Problem statement — Determine how many lines in the listing below include "button", and answer with only that number.

::: Data provided

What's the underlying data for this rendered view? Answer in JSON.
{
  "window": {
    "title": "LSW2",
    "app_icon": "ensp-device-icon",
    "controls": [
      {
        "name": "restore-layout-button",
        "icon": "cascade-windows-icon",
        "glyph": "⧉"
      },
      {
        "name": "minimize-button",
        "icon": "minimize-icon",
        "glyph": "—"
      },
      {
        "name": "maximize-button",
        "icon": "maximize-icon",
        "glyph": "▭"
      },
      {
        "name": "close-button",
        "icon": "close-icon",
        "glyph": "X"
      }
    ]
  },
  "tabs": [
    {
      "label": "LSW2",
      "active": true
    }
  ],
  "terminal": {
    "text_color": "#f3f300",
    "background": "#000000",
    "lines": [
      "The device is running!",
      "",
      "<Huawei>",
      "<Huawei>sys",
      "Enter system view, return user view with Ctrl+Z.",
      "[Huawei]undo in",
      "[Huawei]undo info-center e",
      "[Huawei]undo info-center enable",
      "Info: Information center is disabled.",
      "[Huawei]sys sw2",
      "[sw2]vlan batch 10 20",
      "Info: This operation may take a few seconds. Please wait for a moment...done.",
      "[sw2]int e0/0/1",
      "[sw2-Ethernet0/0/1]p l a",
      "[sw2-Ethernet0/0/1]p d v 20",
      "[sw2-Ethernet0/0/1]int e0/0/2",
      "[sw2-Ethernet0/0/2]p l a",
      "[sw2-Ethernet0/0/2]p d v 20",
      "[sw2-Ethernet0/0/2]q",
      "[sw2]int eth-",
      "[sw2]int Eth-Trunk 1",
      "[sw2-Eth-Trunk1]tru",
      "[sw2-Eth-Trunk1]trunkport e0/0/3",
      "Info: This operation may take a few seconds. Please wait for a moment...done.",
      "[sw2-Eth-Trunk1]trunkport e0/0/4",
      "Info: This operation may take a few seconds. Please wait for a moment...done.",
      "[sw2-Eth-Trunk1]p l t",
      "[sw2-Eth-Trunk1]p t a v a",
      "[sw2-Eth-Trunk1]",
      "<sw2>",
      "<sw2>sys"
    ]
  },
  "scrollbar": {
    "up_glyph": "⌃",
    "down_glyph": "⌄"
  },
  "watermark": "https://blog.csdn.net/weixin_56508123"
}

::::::
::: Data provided

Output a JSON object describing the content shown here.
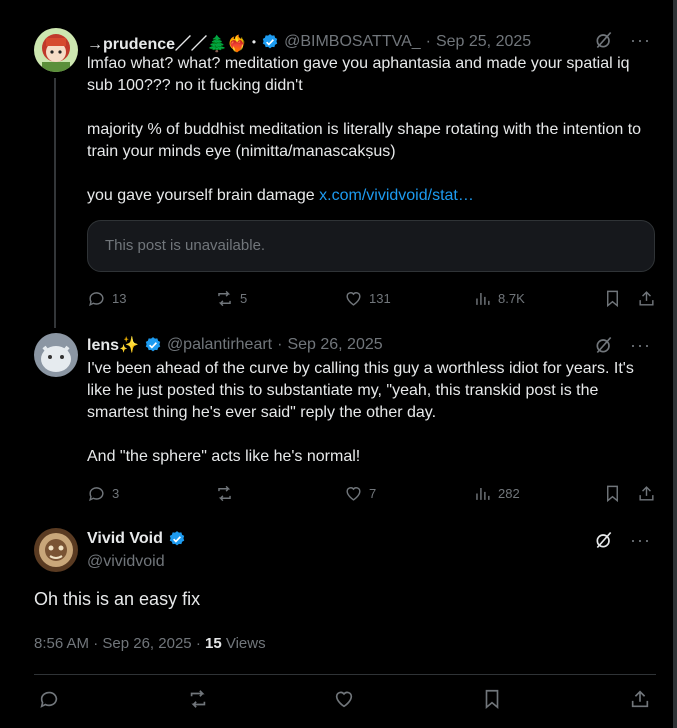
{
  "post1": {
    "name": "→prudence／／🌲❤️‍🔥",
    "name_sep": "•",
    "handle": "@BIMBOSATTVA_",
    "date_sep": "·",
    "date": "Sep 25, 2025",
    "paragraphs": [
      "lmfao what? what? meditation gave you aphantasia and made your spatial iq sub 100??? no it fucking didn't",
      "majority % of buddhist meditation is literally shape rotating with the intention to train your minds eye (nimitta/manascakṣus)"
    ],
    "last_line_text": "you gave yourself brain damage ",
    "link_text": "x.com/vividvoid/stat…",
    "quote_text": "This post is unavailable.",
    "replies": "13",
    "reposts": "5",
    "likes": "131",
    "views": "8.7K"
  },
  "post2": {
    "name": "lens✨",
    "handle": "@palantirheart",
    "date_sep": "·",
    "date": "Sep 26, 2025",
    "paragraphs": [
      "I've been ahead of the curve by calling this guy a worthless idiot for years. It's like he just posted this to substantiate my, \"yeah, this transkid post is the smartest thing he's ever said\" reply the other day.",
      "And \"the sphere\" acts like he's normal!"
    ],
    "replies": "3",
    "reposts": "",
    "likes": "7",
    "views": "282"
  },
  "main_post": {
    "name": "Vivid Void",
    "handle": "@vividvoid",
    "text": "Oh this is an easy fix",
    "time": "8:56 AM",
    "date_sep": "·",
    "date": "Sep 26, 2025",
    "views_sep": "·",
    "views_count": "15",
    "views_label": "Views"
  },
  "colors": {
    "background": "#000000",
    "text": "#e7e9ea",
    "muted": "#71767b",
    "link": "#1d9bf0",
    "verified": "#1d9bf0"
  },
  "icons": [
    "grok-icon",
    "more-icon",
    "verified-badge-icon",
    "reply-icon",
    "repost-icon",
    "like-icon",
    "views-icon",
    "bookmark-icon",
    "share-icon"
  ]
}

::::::

Response below — 4